About this exercise: When you reproduce the entries below, keep each one exact and drop any pictures.

Stored data:
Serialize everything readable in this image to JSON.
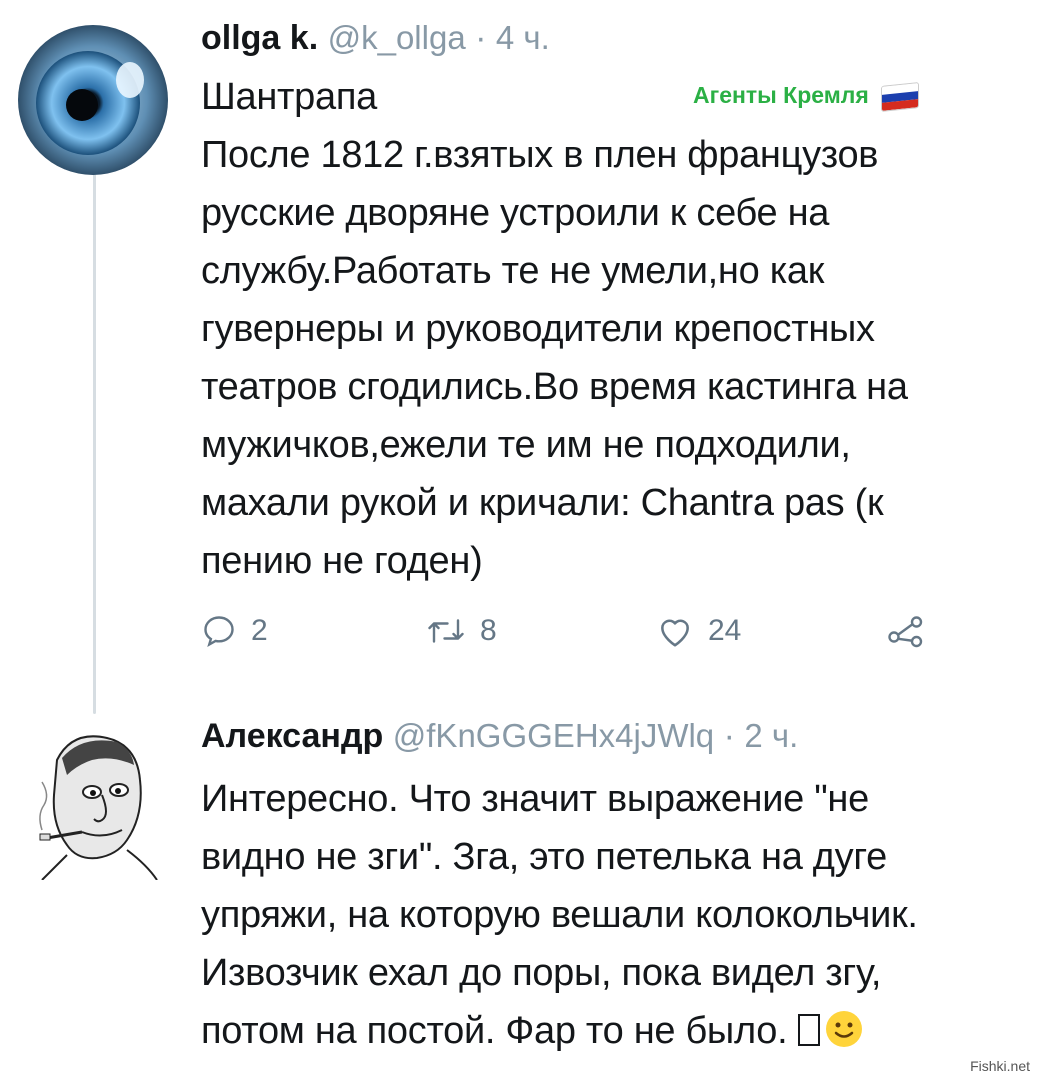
{
  "tweet1": {
    "author_name": "ollga k.",
    "handle": "@k_ollga",
    "separator": "·",
    "time": "4 ч.",
    "text": "Шантрапа\nПосле 1812 г.взятых в плен французов\nрусские дворяне устроили к себе на\nслужбу.Работать те не умели,но как\nгувернеры и руководители крепостных\nтеатров сгодились.Во время кастинга на\nмужичков,ежели те им не подходили,\nмахали рукой и кричали: Chantra pas (к\nпению не годен)",
    "overlay_tag": "Агенты Кремля",
    "actions": {
      "reply_count": "2",
      "retweet_count": "8",
      "like_count": "24"
    }
  },
  "tweet2": {
    "author_name": "Александр",
    "handle": "@fKnGGGEHx4jJWlq",
    "separator": "·",
    "time": "2 ч.",
    "text": "Интересно. Что значит выражение \"не\nвидно не зги\". Зга, это петелька на дуге\nупряжи, на которую вешали колокольчик.\nИзвозчик ехал до поры, пока видел згу,\nпотом на постой. Фар то не было. "
  },
  "watermark": "Fishki.net",
  "colors": {
    "text": "#14171a",
    "meta": "#8899a6",
    "action": "#657786",
    "tag_green": "#2bb045",
    "thread_line": "#d6dde2"
  },
  "icons": [
    "reply-icon",
    "retweet-icon",
    "like-icon",
    "share-icon",
    "smiley-emoji-icon",
    "russian-flag-icon"
  ]
}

Exercise answer:
Serialize everything readable in this image to JSON.
{
  "tweet1": {
    "author_name": "ollga k.",
    "handle": "@k_ollga",
    "separator": "·",
    "time": "4 ч.",
    "text": "Шантрапа\nПосле 1812 г.взятых в плен французов\nрусские дворяне устроили к себе на\nслужбу.Работать те не умели,но как\nгувернеры и руководители крепостных\nтеатров сгодились.Во время кастинга на\nмужичков,ежели те им не подходили,\nмахали рукой и кричали: Chantra pas (к\nпению не годен)",
    "overlay_tag": "Агенты Кремля",
    "actions": {
      "reply_count": "2",
      "retweet_count": "8",
      "like_count": "24"
    }
  },
  "tweet2": {
    "author_name": "Александр",
    "handle": "@fKnGGGEHx4jJWlq",
    "separator": "·",
    "time": "2 ч.",
    "text": "Интересно. Что значит выражение \"не\nвидно не зги\". Зга, это петелька на дуге\nупряжи, на которую вешали колокольчик.\nИзвозчик ехал до поры, пока видел згу,\nпотом на постой. Фар то не было. "
  },
  "watermark": "Fishki.net",
  "colors": {
    "text": "#14171a",
    "meta": "#8899a6",
    "action": "#657786",
    "tag_green": "#2bb045",
    "thread_line": "#d6dde2"
  },
  "icons": [
    "reply-icon",
    "retweet-icon",
    "like-icon",
    "share-icon",
    "smiley-emoji-icon",
    "russian-flag-icon"
  ]
}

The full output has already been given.